Released December 2013
SOME SPOILERS FOLLOW
The early Fourth Doctor era is renowned for its more horror-laden stylings, and while the first series of Big Finish’s The Fourth Doctor Adventures have only lightly incorporated that beloved genre, Marc Platt’s ‘Night of the Stormcrow’ makes the most of its claustrophobic atmosphere and its sense of familiarity amidst an unknowable threat to create a tense tale that would be perfectly at home within producer Philip Hinchcliffe’s seasons at the helm.
Intensifying the anxiety and conflict by not even having the Doctor know what is occurring is a familiar plot device occasionally used throughout Doctor Who’s lengthy history, and it’s employed to spectacular effect in ‘Night of the Stormcrow’ as well. Indeed, purposefully leaving an air of mystery around the Stormcrow, the No Things, and the seeming symbiotic relationship between the two that together somehow consume both matter and time maintains a sense of mystery and danger all the way to the very end. Of course, the isolated observatory and the strange orbiting object that no piece of equipment other than the optical telescope can detect sets up the story nicely, and the revelation that the Stormcrow is a scavenger that has been circling the Earth for millennia, always hiding from the sunlight and waiting for the planet to die, is wonderfully evocative and effective as the plot progresses. Marc Platt has always been one of the most imaginative Doctor Who writers, and his creativity is on full display here.

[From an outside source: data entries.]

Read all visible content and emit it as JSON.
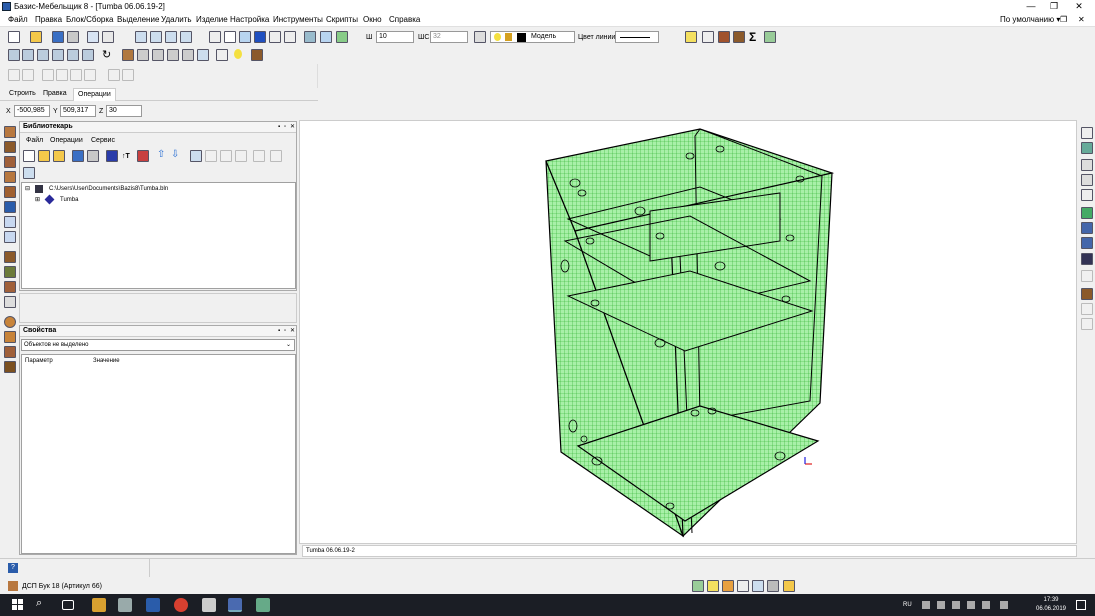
{
  "window": {
    "title": "Базис-Мебельщик 8 - [Tumba 06.06.19-2]",
    "minimize": "—",
    "restore": "❐",
    "close": "✕",
    "doc_restore": "❐",
    "doc_close": "✕"
  },
  "menu": {
    "items": [
      "Файл",
      "Правка",
      "Блок/Сборка",
      "Выделение",
      "Удалить",
      "Изделие",
      "Настройка",
      "Инструменты",
      "Скрипты",
      "Окно",
      "Справка"
    ],
    "right_dropdown": "По умолчанию ▾"
  },
  "toolbar": {
    "w_label": "Ш",
    "w_value": "10",
    "shs_label": "ШС",
    "shs_value": "32",
    "layer_value": "Модель",
    "line_color_label": "Цвет линии"
  },
  "tabs": {
    "build": "Строить",
    "edit": "Правка",
    "operations": "Операции"
  },
  "coords": {
    "x_label": "X",
    "x_value": "-500,985",
    "y_label": "Y",
    "y_value": "509,317",
    "z_label": "Z",
    "z_value": "30"
  },
  "librarian": {
    "title": "Библиотекарь",
    "menu": [
      "Файл",
      "Операции",
      "Сервис"
    ],
    "tree_path": "C:\\Users\\User\\Documents\\Bazis8\\Tumba.bln",
    "tree_child": "Tumba",
    "pin": "▪",
    "restore": "▫",
    "close": "✕",
    "expand": "⊟",
    "expand_child": "⊞"
  },
  "properties": {
    "title": "Свойства",
    "selection": "Объектов не выделено",
    "col_param": "Параметр",
    "col_value": "Значение",
    "pin": "▪",
    "restore": "▫",
    "close": "✕",
    "dropdown": "⌄"
  },
  "viewport": {
    "doc_tab": "Tumba 06.06.19-2"
  },
  "statusbar": {
    "material": "ДСП Бук 18 (Артикул 66)",
    "help": "?"
  },
  "taskbar": {
    "lang": "RU",
    "time": "17:39",
    "date": "06.06.2019"
  },
  "colors": {
    "cabinet_fill": "#a8f0a8",
    "cabinet_grid": "#18a818",
    "cabinet_edge": "#000000",
    "taskbar": "#1b1e25"
  }
}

Big Finish’s Bonus Release range has been a consistently strong one, and though some of the stories seem more superfluous than others, they have always made the most of their lead actors, highlighting the dynamic presence that each brings to the franchise. That is unquestionably the case with ‘Night of the Stormcrow’ as well, and Tom Baker excels as he instills a black humour to his undoubted heroism and sinister warnings about the danger surrounding them, proving just how important his companions are to him along the way. Concurrently, Louise Jameson excels as the ever-resourceful Leela, offering a unique and accessible perspective to help discover and explain the escalating dangers and excelling at a powerful scene of reflection and introspection when needed. With only the Doctor and Leela able to figure out the truth as Chase Masterson’s Peggy seeks profit and Ann Bell’s Professor Cazalet becomes obsessed with potential fame regarding her discovery, it’s sadly believable and fitting that the Doctor may lose faith in those around him and consider abandoning them to face their doomed fate alone.
Quite frankly, and regardless of its free bonus status, ‘Night of the Stormcrow’ may be the most wholly satisfying entry in The Fourth Doctor Adventures through two series, not really innovating or doing much with its supporting cast beyond the two main guest stars but still expertly encapsulating everything that has made the Hinchcliffe era so fondly remembered while showcasing a wealth of imagination and atmosphere. With superb direction from Nicholas Briggs that brings out a heightened sense of suspense and a stunning score and sound design from Jamie Robertson, ‘Night of the Stormcrow’ is a well-paced and enthralling adventure that proves to a be a fitting reward for subscribers and a strong advertisement for Big Finish’s fledgling Tom Baker-led range and Big Finish as a whole.